■ **DESCRIPTION OF THE TASK**: Produce a verbatim copy of the data below that contains no pictures.

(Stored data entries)
==============================

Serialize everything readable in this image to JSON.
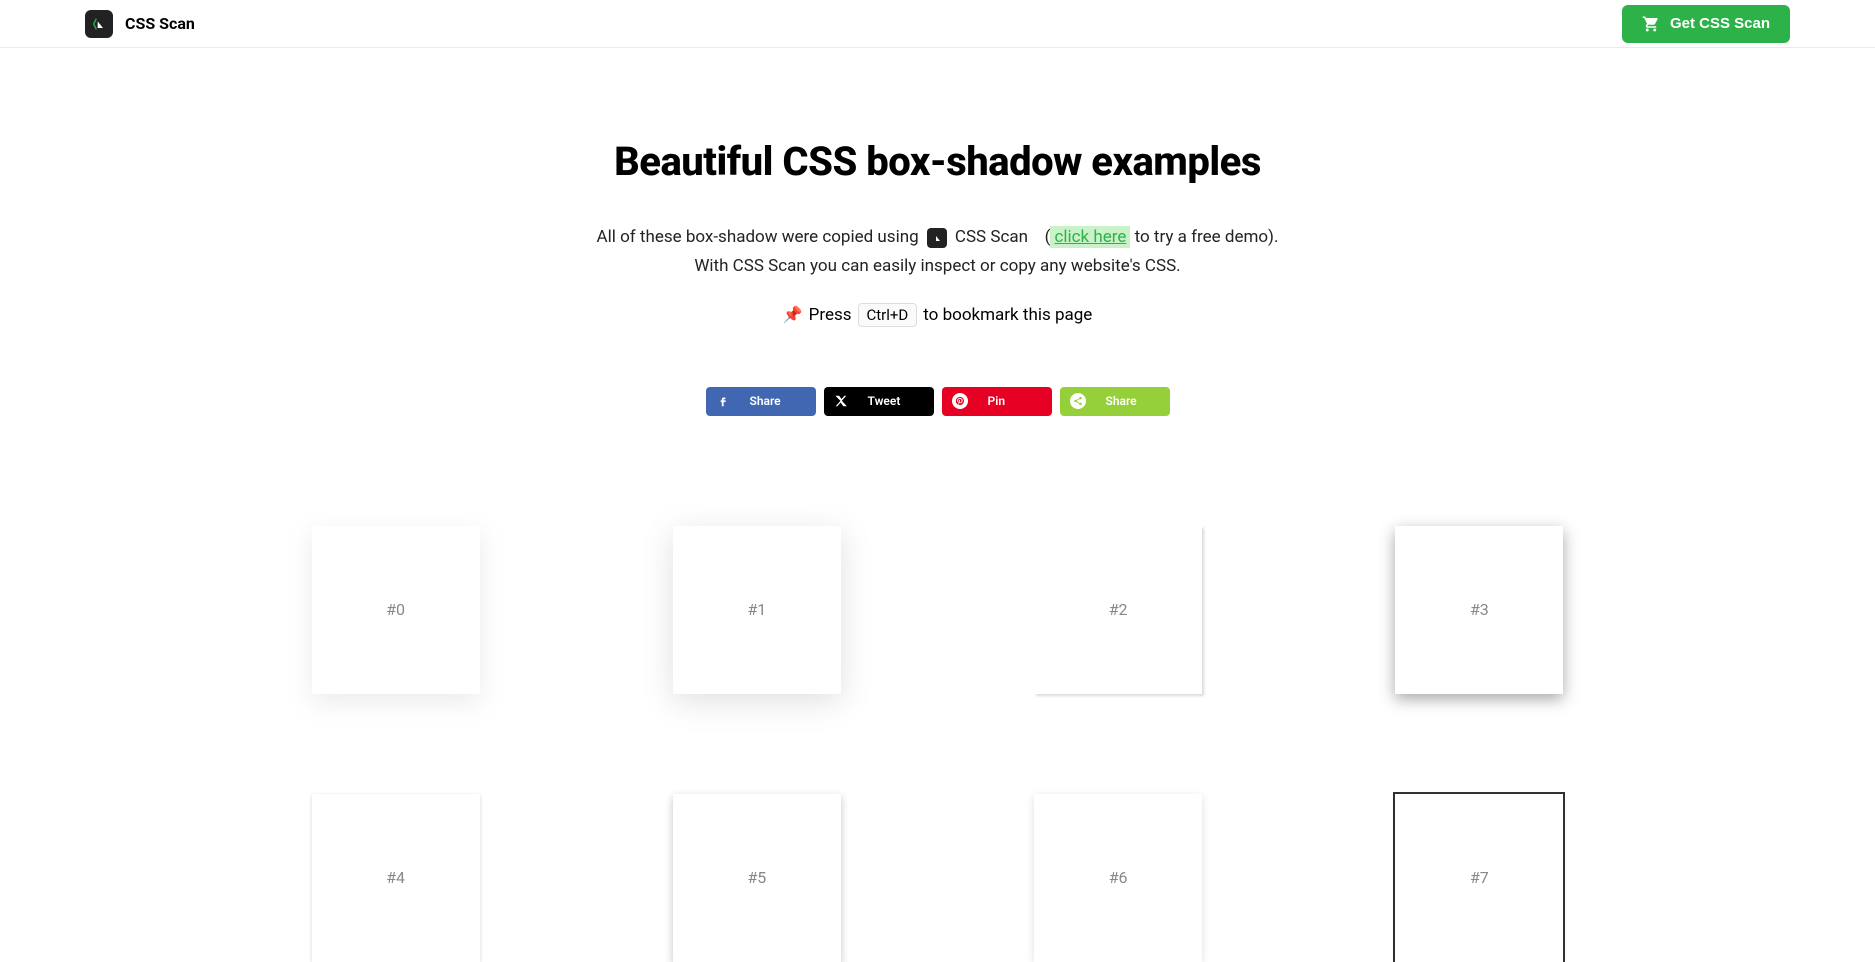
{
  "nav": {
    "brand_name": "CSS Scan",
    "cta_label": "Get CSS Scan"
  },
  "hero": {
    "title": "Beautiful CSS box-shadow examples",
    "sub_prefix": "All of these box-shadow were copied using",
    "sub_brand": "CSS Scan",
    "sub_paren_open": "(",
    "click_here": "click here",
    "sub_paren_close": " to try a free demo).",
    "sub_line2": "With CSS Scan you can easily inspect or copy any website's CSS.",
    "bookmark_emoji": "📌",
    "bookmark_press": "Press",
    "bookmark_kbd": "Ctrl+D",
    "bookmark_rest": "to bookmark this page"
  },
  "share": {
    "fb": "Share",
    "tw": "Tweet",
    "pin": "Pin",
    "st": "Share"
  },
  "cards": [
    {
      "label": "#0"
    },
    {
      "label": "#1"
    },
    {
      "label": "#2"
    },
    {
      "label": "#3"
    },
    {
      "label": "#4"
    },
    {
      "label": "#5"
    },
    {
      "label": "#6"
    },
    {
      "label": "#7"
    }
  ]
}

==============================

■ **REPLY**:
Serialize everything readable in this image to JSON.
{
  "nav": {
    "brand_name": "CSS Scan",
    "cta_label": "Get CSS Scan"
  },
  "hero": {
    "title": "Beautiful CSS box-shadow examples",
    "sub_prefix": "All of these box-shadow were copied using",
    "sub_brand": "CSS Scan",
    "sub_paren_open": "(",
    "click_here": "click here",
    "sub_paren_close": " to try a free demo).",
    "sub_line2": "With CSS Scan you can easily inspect or copy any website's CSS.",
    "bookmark_emoji": "📌",
    "bookmark_press": "Press",
    "bookmark_kbd": "Ctrl+D",
    "bookmark_rest": "to bookmark this page"
  },
  "share": {
    "fb": "Share",
    "tw": "Tweet",
    "pin": "Pin",
    "st": "Share"
  },
  "cards": [
    {
      "label": "#0"
    },
    {
      "label": "#1"
    },
    {
      "label": "#2"
    },
    {
      "label": "#3"
    },
    {
      "label": "#4"
    },
    {
      "label": "#5"
    },
    {
      "label": "#6"
    },
    {
      "label": "#7"
    }
  ]
}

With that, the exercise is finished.